TASK
Extract all lines that hold "Besuch" from the records below.

RECORDS FOR THE EXERCISE: Begin

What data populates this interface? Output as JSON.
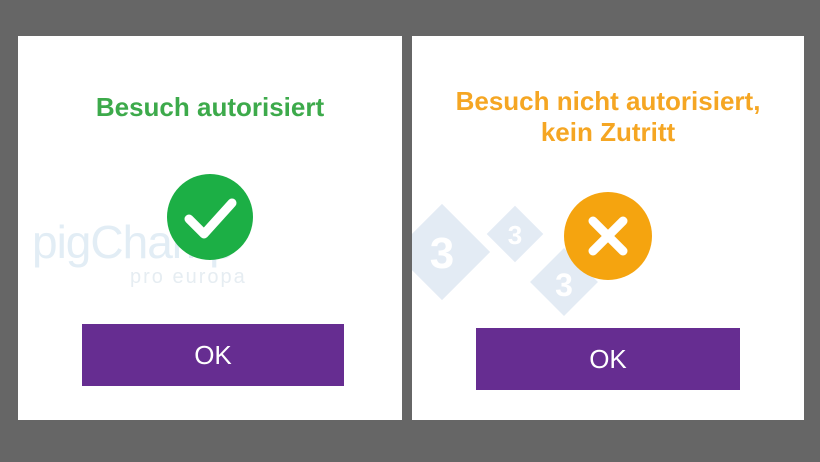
{
  "success_dialog": {
    "title": "Besuch autorisiert",
    "button_label": "OK",
    "icon": "checkmark-icon",
    "accent_color": "#1caf45"
  },
  "error_dialog": {
    "title_line1": "Besuch nicht autorisiert,",
    "title_line2": "kein Zutritt",
    "button_label": "OK",
    "icon": "x-icon",
    "accent_color": "#f5a40f"
  },
  "watermark": {
    "brand": "pigChamp",
    "subtitle": "pro europa",
    "mark": "3"
  },
  "colors": {
    "background": "#666666",
    "panel": "#ffffff",
    "button": "#662d91",
    "success_text": "#3daa4b",
    "error_text": "#f5a623"
  }
}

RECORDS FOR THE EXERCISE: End

SOLUTION TO THE PROBLEM
    "title": "Besuch autorisiert",
    "title_line1": "Besuch nicht autorisiert,",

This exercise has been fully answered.